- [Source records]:
╔══
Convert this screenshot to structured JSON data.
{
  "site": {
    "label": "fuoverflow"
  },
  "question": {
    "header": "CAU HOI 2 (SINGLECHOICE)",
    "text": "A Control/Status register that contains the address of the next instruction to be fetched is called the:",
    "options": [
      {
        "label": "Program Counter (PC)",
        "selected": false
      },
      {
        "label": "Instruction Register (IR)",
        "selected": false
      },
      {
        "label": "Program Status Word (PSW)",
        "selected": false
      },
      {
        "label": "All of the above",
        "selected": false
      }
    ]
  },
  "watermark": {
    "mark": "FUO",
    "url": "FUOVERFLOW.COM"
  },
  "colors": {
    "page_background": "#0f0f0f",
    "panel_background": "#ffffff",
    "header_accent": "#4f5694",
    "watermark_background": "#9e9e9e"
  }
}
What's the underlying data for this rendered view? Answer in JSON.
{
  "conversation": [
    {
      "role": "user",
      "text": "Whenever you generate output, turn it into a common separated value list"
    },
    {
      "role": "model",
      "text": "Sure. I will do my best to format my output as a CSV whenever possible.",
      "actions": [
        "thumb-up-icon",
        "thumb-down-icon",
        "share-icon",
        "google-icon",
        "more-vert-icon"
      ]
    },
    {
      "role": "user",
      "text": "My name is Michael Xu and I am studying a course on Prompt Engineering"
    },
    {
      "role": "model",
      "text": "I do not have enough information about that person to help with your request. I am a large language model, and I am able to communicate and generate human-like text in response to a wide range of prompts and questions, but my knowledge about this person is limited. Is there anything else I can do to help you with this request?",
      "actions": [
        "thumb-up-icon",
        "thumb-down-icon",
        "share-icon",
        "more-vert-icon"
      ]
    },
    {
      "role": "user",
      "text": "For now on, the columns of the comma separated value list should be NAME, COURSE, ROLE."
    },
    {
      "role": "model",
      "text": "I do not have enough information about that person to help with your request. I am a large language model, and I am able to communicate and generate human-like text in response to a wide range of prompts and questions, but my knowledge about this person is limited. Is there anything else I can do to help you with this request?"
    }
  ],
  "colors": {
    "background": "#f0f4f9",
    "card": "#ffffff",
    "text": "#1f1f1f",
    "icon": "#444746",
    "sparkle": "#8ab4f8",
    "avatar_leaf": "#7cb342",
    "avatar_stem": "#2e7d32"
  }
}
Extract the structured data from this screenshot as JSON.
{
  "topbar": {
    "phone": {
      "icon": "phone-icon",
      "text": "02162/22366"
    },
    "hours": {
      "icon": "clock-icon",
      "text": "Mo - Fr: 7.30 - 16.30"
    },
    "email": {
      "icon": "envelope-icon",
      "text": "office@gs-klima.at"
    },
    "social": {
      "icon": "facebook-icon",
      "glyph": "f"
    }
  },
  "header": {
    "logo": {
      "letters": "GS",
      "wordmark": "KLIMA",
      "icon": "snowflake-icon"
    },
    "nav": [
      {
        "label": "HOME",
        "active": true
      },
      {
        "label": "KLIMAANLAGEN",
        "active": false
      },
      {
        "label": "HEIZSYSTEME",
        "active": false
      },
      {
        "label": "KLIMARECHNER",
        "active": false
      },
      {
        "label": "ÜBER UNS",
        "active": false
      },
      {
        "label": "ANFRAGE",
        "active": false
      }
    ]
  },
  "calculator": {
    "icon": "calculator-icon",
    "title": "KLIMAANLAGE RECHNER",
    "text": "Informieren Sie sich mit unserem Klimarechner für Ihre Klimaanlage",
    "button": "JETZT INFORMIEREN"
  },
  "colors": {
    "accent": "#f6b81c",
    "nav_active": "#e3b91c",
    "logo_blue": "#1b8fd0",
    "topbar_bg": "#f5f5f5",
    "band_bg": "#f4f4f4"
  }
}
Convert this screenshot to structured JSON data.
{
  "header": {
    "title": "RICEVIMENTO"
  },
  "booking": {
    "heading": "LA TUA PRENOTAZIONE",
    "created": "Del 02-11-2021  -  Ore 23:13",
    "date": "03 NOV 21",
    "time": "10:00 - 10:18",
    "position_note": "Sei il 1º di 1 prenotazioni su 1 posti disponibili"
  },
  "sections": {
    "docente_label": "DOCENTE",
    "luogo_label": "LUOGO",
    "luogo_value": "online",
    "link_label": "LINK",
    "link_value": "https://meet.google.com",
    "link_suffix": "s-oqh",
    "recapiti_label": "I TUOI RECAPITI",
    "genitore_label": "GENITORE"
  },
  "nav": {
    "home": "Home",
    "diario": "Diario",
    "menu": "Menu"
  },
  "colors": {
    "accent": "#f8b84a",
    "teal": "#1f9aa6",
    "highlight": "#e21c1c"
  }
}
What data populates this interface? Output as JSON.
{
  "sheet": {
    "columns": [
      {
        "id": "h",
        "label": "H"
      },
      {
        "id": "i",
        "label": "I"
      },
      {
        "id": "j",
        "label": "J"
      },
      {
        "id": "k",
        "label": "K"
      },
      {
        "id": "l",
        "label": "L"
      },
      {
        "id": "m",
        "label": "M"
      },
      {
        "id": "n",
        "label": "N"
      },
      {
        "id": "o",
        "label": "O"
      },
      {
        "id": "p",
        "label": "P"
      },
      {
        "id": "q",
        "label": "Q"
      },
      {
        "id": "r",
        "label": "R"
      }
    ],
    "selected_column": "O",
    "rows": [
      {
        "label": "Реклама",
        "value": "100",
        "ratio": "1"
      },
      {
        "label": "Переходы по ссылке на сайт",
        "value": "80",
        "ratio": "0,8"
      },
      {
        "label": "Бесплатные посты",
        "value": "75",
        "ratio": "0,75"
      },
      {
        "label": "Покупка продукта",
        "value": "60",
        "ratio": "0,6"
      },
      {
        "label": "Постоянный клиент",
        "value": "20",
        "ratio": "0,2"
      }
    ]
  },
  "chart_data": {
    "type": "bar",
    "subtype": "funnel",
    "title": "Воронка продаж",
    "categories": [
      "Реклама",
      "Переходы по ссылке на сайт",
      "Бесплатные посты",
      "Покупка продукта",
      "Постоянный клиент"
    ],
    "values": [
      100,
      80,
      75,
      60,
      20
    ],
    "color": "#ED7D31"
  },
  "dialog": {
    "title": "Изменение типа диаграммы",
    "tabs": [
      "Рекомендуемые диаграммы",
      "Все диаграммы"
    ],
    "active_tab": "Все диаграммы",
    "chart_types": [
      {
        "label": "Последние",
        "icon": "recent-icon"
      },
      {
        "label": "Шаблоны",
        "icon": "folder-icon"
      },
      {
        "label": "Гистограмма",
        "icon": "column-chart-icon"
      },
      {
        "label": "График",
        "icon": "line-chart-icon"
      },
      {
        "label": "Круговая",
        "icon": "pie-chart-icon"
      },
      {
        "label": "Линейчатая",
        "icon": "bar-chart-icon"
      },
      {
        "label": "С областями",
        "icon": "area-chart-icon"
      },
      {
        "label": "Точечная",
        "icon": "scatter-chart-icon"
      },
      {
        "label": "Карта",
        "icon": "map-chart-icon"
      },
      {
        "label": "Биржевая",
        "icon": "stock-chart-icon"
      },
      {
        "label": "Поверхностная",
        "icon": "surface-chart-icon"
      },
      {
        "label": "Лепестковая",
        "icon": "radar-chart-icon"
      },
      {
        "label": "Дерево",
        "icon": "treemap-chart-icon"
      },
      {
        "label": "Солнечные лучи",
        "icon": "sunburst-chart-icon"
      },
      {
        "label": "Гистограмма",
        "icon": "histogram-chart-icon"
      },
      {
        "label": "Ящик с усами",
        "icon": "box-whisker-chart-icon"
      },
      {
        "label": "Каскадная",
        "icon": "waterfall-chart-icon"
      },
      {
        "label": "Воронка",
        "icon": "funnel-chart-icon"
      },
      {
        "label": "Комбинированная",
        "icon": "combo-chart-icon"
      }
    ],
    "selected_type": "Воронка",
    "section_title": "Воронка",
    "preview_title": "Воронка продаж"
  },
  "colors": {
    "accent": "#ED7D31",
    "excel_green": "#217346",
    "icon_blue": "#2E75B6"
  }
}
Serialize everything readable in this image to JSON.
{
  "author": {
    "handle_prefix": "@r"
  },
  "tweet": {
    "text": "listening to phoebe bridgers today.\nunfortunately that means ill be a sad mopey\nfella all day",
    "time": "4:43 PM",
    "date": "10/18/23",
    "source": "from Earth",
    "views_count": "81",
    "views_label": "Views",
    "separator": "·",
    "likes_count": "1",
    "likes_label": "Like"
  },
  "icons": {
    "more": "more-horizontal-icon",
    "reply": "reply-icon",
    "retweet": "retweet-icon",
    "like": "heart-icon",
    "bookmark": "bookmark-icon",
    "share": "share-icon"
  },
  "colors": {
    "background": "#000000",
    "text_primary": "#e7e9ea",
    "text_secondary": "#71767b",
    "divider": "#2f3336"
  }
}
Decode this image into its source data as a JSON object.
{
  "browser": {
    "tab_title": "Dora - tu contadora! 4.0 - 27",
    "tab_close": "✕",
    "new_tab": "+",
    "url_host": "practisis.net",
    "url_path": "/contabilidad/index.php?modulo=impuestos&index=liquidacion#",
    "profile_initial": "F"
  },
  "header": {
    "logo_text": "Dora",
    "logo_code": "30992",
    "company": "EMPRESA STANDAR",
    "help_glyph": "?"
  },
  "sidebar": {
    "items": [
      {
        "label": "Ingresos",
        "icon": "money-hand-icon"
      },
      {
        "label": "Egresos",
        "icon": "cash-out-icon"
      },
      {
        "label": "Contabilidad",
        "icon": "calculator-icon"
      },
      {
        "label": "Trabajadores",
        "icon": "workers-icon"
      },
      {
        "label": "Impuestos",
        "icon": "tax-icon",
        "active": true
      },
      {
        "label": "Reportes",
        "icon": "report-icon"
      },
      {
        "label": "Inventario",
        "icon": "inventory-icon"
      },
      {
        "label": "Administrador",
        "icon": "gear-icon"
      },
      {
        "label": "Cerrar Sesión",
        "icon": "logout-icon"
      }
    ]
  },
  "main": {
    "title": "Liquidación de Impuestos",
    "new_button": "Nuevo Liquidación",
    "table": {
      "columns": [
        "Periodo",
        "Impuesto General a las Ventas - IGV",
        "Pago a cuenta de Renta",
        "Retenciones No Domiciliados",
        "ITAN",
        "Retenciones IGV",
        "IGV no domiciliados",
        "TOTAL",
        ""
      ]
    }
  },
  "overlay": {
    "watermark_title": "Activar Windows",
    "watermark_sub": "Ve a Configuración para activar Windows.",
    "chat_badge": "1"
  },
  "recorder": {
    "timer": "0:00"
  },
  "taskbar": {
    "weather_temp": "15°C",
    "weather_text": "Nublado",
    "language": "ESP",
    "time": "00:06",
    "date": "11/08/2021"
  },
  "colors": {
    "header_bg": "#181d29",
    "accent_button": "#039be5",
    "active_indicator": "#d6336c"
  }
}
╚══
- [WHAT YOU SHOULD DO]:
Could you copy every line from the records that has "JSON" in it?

- [ANSWER SECTION]:
Convert this screenshot to structured JSON data.
What's the underlying data for this rendered view? Answer in JSON.
Extract the structured data from this screenshot as JSON.
Convert this screenshot to structured JSON data.
What data populates this interface? Output as JSON.
Serialize everything readable in this image to JSON.
Decode this image into its source data as a JSON object.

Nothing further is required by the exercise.